The determination and gallantry of both crews ensured the rescue was a huge success. Despite the dangerous conditions and heart-stopping near-misses, there were no fatalities and no casualties.
The RNLI awarded medals to every member of the Holyhead and Moelfre crews for their bravery. Coxswain Dic Evans received his second RNLI Gold Medal and RNLI Inspector Harold Harvey, was awarded his first. During the rescue, he had taken on the position of Acting Coxswain of the Holyhead boat. Silver Medals were given to Motor Mechanic Evan Owens, Coxswain Thomas Alcock and Motor Mechanic Eric Jones, and Bronze Medals were awarded to the remaining members of both crews.
Harold Harvey said afterwards: “We were all exhausted after twenty-two hours at sea, and during the night following the rescue many thoughts and silent prayers occupied our minds. Once ashore, the rum came out. We were all proud and grateful men, speaking little and bound by the experience of such extreme lifeboat drama and action.”
Notes to editors:
The attached pictures show:
- Moelfre RNLI Coxswain Dic Evans and the rescued Greek sailors (copyright Liverpool Daily Post and Echo)
- The Nafsiporos in the hurricane conditions before the Holyhead RNLI lifeboat approached (credit RNLI)
- Holyhead and Moelfre RNLI lifeboat crews in London to receive their Gallantry Medals (credit RNLI)
- Nafsiporos painting by Michael Turner
For more information contact Chris Cousens, RNLI Press Officer for Wales and West, on email@example.com/ 01745 585162 / 07748 265496. Alternatively, contact Jo Quinn in the RNLI Press Office on 01202 336194 / firstname.lastname@example.org.
Key facts about the RNLI

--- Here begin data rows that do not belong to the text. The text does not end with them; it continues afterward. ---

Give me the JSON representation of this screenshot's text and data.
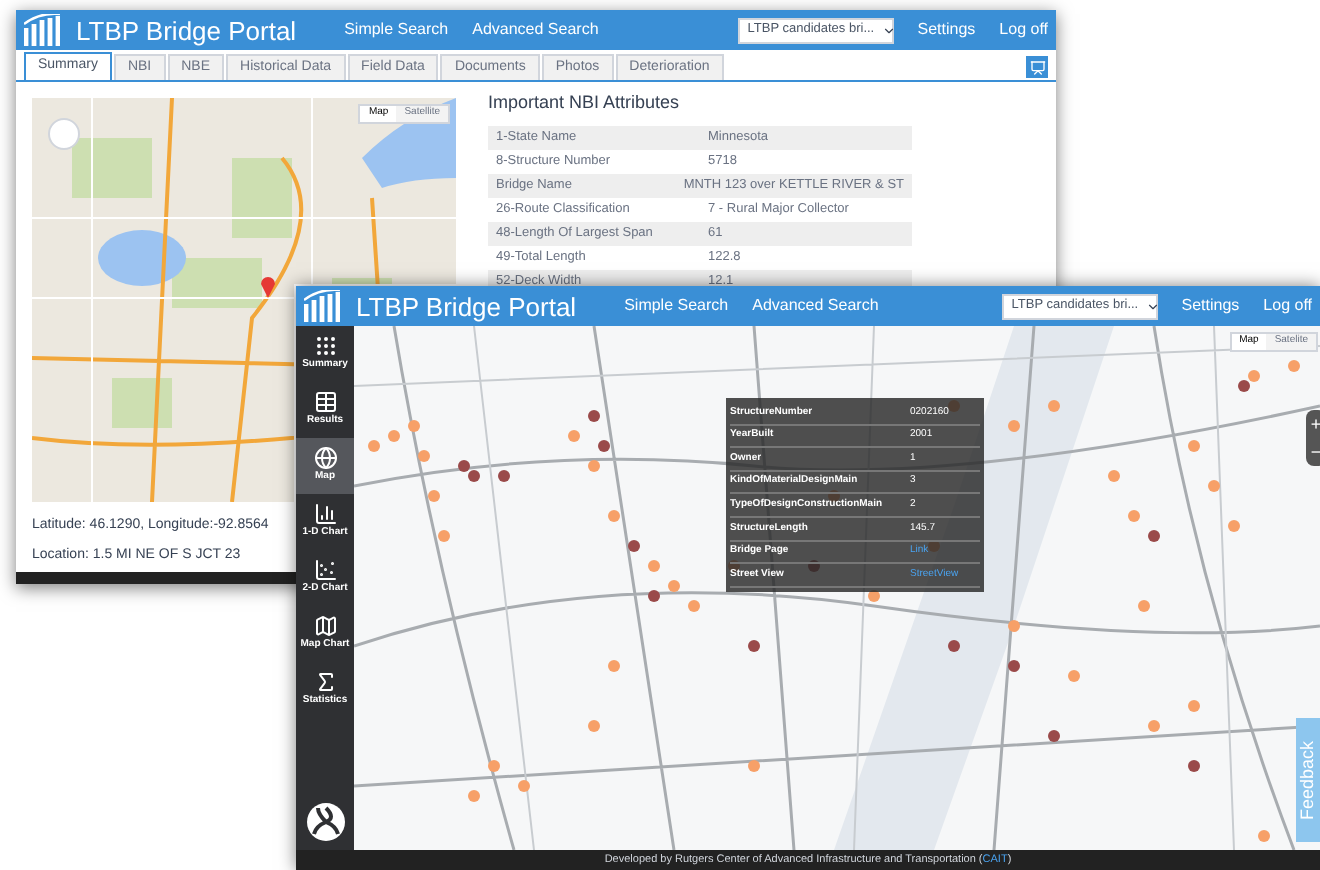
{
  "back_window": {
    "title": "LTBP Bridge Portal",
    "nav": [
      "Simple Search",
      "Advanced Search"
    ],
    "dataset_select": {
      "value": "LTBP candidates bri..."
    },
    "links": [
      "Settings",
      "Log off"
    ],
    "tabs": [
      {
        "label": "Summary",
        "selected": true
      },
      {
        "label": "NBI",
        "selected": false
      },
      {
        "label": "NBE",
        "selected": false
      },
      {
        "label": "Historical Data",
        "selected": false
      },
      {
        "label": "Field Data",
        "selected": false
      },
      {
        "label": "Documents",
        "selected": false
      },
      {
        "label": "Photos",
        "selected": false
      },
      {
        "label": "Deterioration",
        "selected": false
      }
    ],
    "map": {
      "map_types": [
        {
          "label": "Map",
          "selected": true
        },
        {
          "label": "Satellite",
          "selected": false
        }
      ]
    },
    "coordinates": "Latitude: 46.1290, Longitude:-92.8564",
    "location": "Location: 1.5 MI NE OF S JCT 23",
    "attributes": {
      "title": "Important NBI Attributes",
      "rows": [
        {
          "label": "1-State Name",
          "value": "Minnesota"
        },
        {
          "label": "8-Structure Number",
          "value": "5718"
        },
        {
          "label": "Bridge Name",
          "value": "MNTH 123 over KETTLE RIVER & ST"
        },
        {
          "label": "26-Route Classification",
          "value": "7 - Rural Major Collector"
        },
        {
          "label": "48-Length Of Largest Span",
          "value": "61"
        },
        {
          "label": "49-Total Length",
          "value": "122.8"
        },
        {
          "label": "52-Deck Width",
          "value": "12.1"
        }
      ]
    }
  },
  "front_window": {
    "title": "LTBP Bridge Portal",
    "nav": [
      "Simple Search",
      "Advanced Search"
    ],
    "dataset_select": {
      "value": "LTBP candidates bri..."
    },
    "links": [
      "Settings",
      "Log off"
    ],
    "sidebar": [
      {
        "label": "Summary",
        "selected": false
      },
      {
        "label": "Results",
        "selected": false
      },
      {
        "label": "Map",
        "selected": true
      },
      {
        "label": "1-D Chart",
        "selected": false
      },
      {
        "label": "2-D Chart",
        "selected": false
      },
      {
        "label": "Map Chart",
        "selected": false
      },
      {
        "label": "Statistics",
        "selected": false
      }
    ],
    "map": {
      "map_types": [
        {
          "label": "Map",
          "selected": true
        },
        {
          "label": "Satelite",
          "selected": false
        }
      ],
      "zoom": [
        "+",
        "−"
      ],
      "popup": [
        {
          "label": "StructureNumber",
          "value": "0202160",
          "kind": "text"
        },
        {
          "label": "YearBuilt",
          "value": "2001",
          "kind": "text"
        },
        {
          "label": "Owner",
          "value": "1",
          "kind": "text"
        },
        {
          "label": "KindOfMaterialDesignMain",
          "value": "3",
          "kind": "text"
        },
        {
          "label": "TypeOfDesignConstructionMain",
          "value": "2",
          "kind": "text"
        },
        {
          "label": "StructureLength",
          "value": "145.7",
          "kind": "text"
        },
        {
          "label": "Bridge Page",
          "value": "Link",
          "kind": "link"
        },
        {
          "label": "Street View",
          "value": "StreetView",
          "kind": "link"
        }
      ]
    },
    "feedback": "Feedback",
    "footer": {
      "text": "Developed by Rutgers Center of Advanced Infrastructure and Transportation (",
      "link": "CAIT",
      "end": ")"
    }
  }
}
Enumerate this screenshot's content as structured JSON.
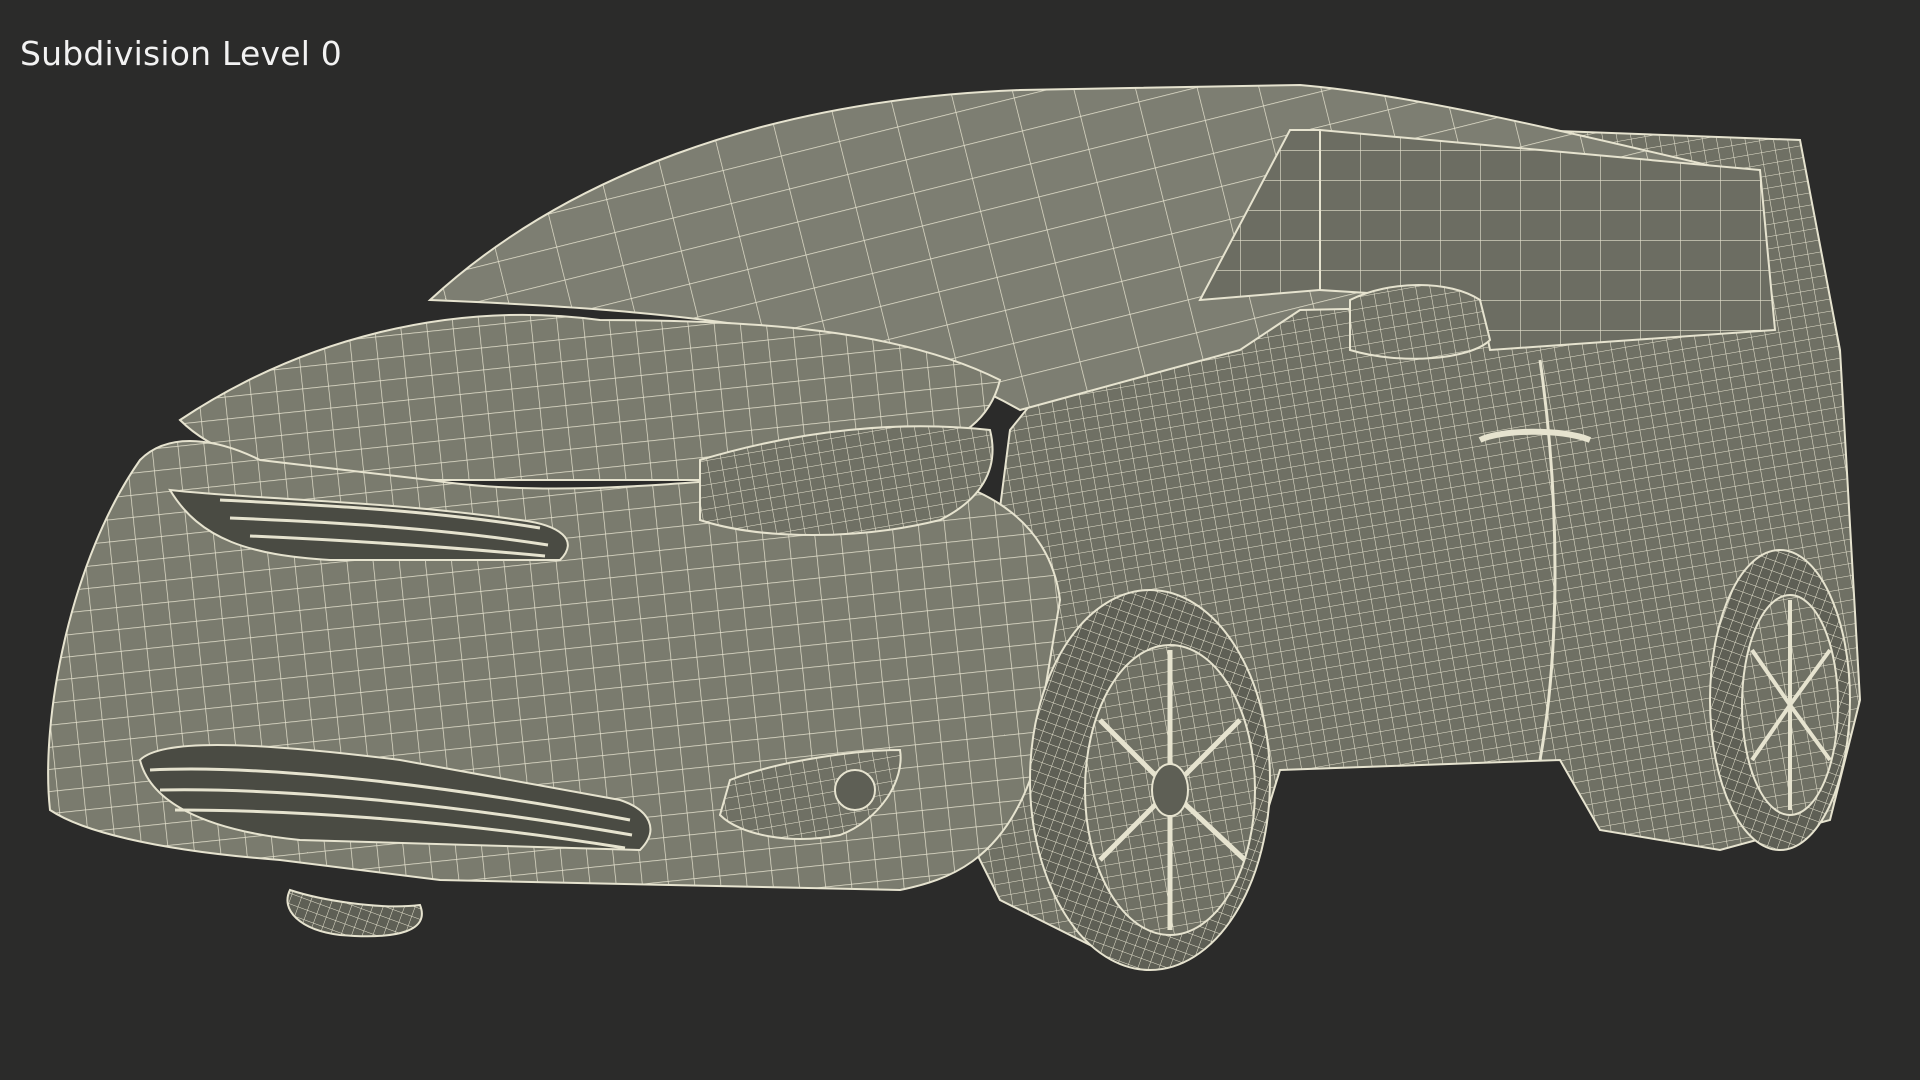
{
  "viewport": {
    "overlay_label": "Subdivision Level 0",
    "background_color": "#2b2b2a",
    "render_subject": "wireframe-minivan",
    "surface_color": "#7a7b6e",
    "wire_color": "#e6e3cf"
  }
}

The RNLI charity saves lives at sea. Its volunteers provide a 24-hour search and rescue service around the United Kingdom and Republic of Ireland coasts. The RNLI operates over 238 lifeboat stations in the UK and Ireland and, in a normal year, more than 240 lifeguard units on beaches around the UK and Channel Islands. The RNLI is independent of Coastguard and government and depends on voluntary donations and legacies to maintain its rescue service. Since the RNLI was founded in 1824, its lifeboat crews and lifeguards have saved over 142,700 lives.